I think it starts with diet. My guess is that about 75 or 80 percent of it comes from changing diet habits. The remaining 20 to 25 percent is getting them on a structured fitness routine goal-specific to them, taking into consideration any limitations they may have in terms of injuries. 

But there are always challenges. What’s the biggest stumbling block?

Staying committed. A lot of people initially have success dropping weight when they begin a weight loss program. Your best opportunity to lose the maximum amount of weight is as soon as possible. Then you tend to do what is called “plateau,” where it becomes a little more difficult to continue losing weight at the rate at which you began. People tend to get frustrated very quickly when they don’t see results immediately. That’s part of my coaching strategy. I try to keep people engaged in the program. It is very individual-specific. Some people are more prone to stay engaged versus others.
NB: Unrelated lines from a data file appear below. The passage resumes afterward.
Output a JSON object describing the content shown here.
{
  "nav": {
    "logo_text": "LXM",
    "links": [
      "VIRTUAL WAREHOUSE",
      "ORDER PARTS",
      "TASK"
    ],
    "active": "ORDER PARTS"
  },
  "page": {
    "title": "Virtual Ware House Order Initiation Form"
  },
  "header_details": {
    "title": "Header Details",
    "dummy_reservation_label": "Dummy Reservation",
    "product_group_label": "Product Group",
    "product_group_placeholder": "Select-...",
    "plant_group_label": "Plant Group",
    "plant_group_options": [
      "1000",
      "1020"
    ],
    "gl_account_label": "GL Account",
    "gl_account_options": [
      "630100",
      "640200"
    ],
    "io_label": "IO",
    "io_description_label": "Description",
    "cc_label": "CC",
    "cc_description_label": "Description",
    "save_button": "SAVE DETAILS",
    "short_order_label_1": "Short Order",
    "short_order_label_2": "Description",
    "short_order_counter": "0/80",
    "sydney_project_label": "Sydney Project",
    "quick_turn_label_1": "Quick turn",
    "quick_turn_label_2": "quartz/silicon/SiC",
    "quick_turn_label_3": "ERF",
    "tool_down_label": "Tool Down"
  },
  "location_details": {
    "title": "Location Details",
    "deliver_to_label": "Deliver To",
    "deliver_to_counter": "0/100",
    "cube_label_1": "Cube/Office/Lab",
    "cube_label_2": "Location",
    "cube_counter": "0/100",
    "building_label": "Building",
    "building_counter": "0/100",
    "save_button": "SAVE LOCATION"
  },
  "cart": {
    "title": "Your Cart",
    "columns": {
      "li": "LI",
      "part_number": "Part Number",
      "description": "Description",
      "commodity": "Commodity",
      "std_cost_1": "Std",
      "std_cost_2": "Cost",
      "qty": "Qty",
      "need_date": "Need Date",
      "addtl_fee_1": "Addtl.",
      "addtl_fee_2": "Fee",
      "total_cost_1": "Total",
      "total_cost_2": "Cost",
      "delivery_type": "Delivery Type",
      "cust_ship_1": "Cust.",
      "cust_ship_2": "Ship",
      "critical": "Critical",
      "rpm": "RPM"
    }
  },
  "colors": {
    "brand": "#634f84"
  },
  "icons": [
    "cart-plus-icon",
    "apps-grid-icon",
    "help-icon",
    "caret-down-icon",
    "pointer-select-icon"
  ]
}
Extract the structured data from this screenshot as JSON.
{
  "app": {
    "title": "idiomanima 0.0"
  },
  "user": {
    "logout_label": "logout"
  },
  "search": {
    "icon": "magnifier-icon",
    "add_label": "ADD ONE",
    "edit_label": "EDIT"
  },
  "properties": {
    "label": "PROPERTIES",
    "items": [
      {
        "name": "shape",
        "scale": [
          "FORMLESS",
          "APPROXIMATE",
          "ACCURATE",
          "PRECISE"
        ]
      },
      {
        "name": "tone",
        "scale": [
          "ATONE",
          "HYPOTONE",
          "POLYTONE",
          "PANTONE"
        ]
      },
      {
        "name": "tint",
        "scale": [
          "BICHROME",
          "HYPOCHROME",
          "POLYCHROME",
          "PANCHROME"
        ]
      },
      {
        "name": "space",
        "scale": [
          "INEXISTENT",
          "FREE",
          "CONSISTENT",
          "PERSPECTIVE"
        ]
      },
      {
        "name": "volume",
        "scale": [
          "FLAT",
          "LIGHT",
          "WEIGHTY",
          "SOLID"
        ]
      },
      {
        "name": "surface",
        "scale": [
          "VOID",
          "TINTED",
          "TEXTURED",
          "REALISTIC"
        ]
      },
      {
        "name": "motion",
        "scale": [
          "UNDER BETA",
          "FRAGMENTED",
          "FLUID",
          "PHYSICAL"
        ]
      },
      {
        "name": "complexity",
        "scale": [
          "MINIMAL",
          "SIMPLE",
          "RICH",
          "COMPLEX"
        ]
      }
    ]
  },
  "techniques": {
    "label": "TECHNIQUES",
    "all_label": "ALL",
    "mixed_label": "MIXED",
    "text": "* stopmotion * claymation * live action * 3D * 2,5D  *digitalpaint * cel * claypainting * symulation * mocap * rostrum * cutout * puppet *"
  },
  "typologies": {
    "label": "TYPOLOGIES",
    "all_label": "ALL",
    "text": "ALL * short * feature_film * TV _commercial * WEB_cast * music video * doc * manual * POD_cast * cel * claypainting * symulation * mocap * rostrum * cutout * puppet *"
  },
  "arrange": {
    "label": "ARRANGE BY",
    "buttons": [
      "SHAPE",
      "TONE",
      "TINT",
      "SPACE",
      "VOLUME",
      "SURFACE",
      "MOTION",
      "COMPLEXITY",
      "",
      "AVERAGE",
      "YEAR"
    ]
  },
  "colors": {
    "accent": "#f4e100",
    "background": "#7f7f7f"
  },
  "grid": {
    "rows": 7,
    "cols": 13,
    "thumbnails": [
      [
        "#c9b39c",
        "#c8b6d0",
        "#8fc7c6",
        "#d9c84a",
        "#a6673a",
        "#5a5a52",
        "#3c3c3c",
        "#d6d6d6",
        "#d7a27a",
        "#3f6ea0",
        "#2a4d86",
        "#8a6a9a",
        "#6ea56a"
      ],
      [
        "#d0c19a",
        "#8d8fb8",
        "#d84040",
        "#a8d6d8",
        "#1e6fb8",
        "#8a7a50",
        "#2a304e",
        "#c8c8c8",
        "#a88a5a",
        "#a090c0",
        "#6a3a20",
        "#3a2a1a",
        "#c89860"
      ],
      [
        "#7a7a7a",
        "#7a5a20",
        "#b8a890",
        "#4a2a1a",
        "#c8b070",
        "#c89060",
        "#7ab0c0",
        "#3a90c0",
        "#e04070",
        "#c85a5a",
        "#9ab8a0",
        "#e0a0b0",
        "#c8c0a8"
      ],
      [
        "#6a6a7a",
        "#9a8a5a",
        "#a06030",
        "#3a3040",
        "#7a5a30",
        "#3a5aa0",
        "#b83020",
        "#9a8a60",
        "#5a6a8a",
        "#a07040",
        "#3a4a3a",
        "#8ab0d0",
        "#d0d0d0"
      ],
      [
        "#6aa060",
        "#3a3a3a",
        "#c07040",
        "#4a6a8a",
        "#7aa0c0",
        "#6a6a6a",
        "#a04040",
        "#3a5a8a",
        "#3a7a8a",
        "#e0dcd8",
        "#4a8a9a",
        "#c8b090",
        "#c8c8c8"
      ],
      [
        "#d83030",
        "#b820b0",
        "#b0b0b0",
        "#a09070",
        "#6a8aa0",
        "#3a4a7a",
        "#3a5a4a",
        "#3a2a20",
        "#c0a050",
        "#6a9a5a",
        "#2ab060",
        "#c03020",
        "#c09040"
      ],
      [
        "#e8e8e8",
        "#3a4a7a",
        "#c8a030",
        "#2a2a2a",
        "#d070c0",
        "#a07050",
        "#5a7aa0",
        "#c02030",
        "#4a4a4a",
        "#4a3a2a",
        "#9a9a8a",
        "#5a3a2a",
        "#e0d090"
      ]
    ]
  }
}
Clearly, taking off weight is one thing, while keeping it off is another. How can people avoid gaining back what they’ve lost?

Keep doing what you are doing. It is a lifestyle change. A lot of that comes from the diet. To some individuals who I think are a good fit, I promote coupling with Weight Watchers and getting the whole concept of portion control down. Some people feel a little more accountable when they sign up for something like Weight Watchers in addition to working with me on the fitness aspect of it. 


Are there dangers or health concerns for someone who wants to start a workout program?

There are. That’s why I highly suggest working out with a personal trainer, at least to start. A personal trainer can show you the right and wrong way to do certain exercises. Even if they choose to not continue working with the trainer, I think that the trainer can be very beneficial in terms of giving you the initial education that you need to stay on the program.

Diets are easy to make but easier to break. How do you address people who cheat on their new menus?

Sometimes, you have to be a little stern, so what I tell people is the sooner you get your diet under control, the sooner you’ll see results. Then both you and I are happy.

Any advice for those trying to do rehab after an accident?

If you are trying to overcome an injury, the best thing would be to stay disciplined and hold yourself accountable continuing to do the exercises that you were doing in physical therapy from a progression standpoint. 

How did you get into this field?

I’ve always had a passion for fitness. I actually began my collegiate career undecided, undeclared. I had a few professors in some of the courses that I took who kind of pushed me down the exercise/physiology line. 

Why do you like being a trainer?

Honestly, it is just the satisfaction of helping individuals achieve their goals, whatever their goals may be. I’ve worked with individuals who are rehabbing injuries. I’ve worked with some individuals who are weight-loss specific. I’ve worked with individuals who just want to get stronger overall and don’t necessarily want to lose any weight. The satisfaction once they get there is unlike any other feeling to me.